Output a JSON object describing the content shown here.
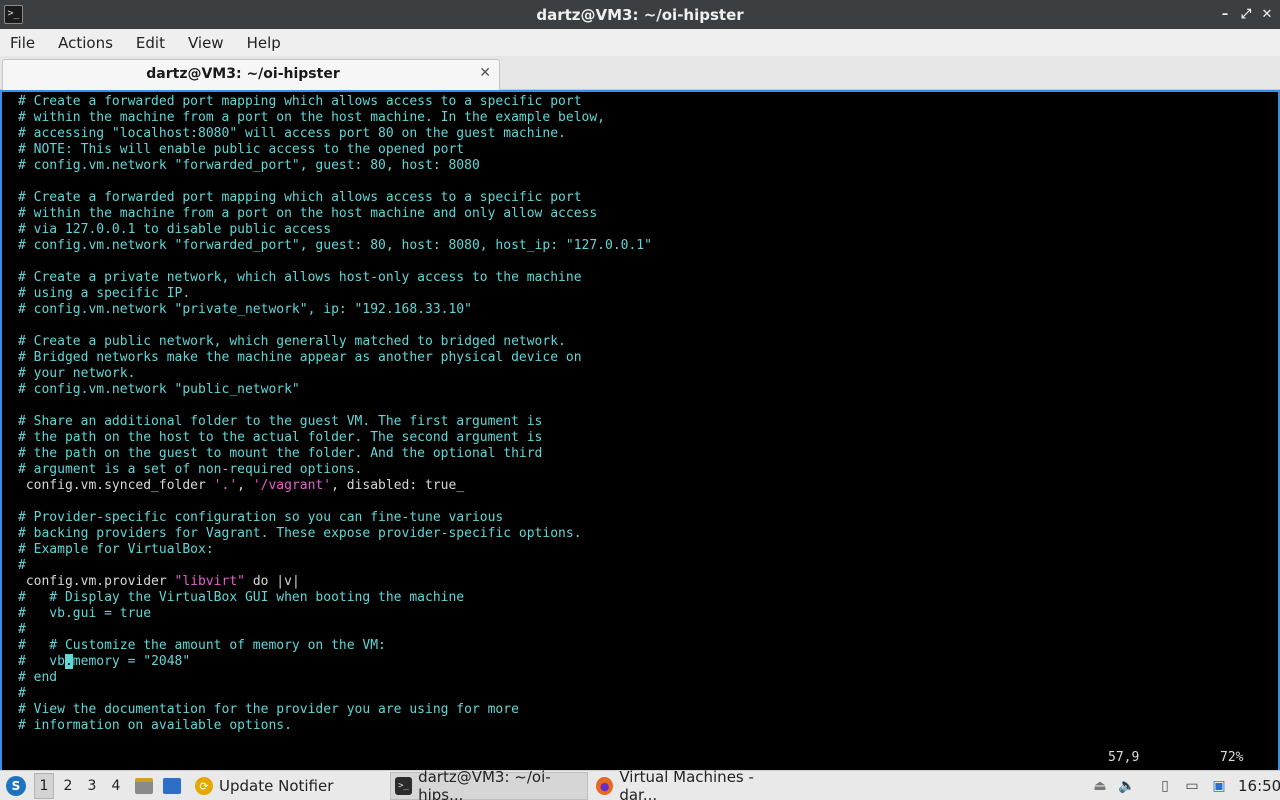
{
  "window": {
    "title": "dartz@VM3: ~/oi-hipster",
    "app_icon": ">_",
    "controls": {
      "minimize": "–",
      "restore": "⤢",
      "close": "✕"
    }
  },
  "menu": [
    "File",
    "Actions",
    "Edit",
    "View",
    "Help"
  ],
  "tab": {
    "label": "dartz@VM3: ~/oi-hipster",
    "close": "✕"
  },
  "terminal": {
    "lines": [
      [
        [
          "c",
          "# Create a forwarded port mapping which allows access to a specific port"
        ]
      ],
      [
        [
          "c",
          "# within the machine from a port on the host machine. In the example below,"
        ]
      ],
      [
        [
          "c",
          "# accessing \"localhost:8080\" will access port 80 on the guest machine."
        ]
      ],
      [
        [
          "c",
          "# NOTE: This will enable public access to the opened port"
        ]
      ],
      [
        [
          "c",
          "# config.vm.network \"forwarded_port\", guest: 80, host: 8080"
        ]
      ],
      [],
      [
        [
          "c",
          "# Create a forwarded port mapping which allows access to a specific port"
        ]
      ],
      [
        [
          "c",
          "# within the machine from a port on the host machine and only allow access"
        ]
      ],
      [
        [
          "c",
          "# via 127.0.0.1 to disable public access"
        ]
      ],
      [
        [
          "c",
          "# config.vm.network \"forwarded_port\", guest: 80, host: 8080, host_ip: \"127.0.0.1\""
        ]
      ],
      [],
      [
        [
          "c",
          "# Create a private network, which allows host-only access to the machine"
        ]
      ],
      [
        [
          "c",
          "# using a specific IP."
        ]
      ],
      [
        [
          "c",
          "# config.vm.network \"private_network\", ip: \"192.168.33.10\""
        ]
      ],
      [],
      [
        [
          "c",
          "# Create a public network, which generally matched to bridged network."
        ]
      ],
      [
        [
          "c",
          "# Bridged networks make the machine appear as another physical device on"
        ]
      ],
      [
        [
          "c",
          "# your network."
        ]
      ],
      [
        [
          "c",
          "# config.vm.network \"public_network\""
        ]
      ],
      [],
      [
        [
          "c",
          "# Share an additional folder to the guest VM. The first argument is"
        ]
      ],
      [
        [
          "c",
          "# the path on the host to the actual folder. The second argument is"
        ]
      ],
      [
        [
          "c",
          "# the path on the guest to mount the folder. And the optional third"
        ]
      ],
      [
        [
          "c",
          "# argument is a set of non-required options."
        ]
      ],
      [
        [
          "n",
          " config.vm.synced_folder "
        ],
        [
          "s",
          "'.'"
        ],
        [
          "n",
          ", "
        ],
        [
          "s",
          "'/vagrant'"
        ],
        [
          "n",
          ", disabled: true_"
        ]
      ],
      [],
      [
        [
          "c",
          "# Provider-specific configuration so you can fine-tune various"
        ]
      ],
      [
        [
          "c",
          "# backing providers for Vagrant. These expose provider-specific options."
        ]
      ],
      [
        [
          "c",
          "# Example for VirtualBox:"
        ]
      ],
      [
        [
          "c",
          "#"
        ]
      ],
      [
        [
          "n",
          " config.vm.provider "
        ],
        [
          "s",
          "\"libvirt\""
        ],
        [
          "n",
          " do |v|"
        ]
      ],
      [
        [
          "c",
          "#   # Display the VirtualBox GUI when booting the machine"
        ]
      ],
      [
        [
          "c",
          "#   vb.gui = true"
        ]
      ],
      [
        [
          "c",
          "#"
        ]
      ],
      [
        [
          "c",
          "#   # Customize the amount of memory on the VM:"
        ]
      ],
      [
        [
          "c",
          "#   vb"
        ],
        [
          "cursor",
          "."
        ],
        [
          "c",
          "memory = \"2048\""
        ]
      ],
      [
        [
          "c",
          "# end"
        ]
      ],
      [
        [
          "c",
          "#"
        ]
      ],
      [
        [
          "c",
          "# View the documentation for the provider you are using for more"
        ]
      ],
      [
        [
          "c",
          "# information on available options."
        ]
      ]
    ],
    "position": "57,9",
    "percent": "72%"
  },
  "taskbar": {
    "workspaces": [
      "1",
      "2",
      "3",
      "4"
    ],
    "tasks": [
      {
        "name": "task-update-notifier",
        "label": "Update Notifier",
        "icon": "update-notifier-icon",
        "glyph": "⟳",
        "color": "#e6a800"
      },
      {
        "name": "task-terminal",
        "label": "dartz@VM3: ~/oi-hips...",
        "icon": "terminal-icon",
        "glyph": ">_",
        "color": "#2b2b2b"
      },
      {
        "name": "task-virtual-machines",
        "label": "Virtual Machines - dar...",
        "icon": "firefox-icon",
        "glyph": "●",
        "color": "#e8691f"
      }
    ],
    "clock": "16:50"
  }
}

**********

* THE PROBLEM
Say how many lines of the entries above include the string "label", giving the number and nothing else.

* RESULT OF THE TASK
4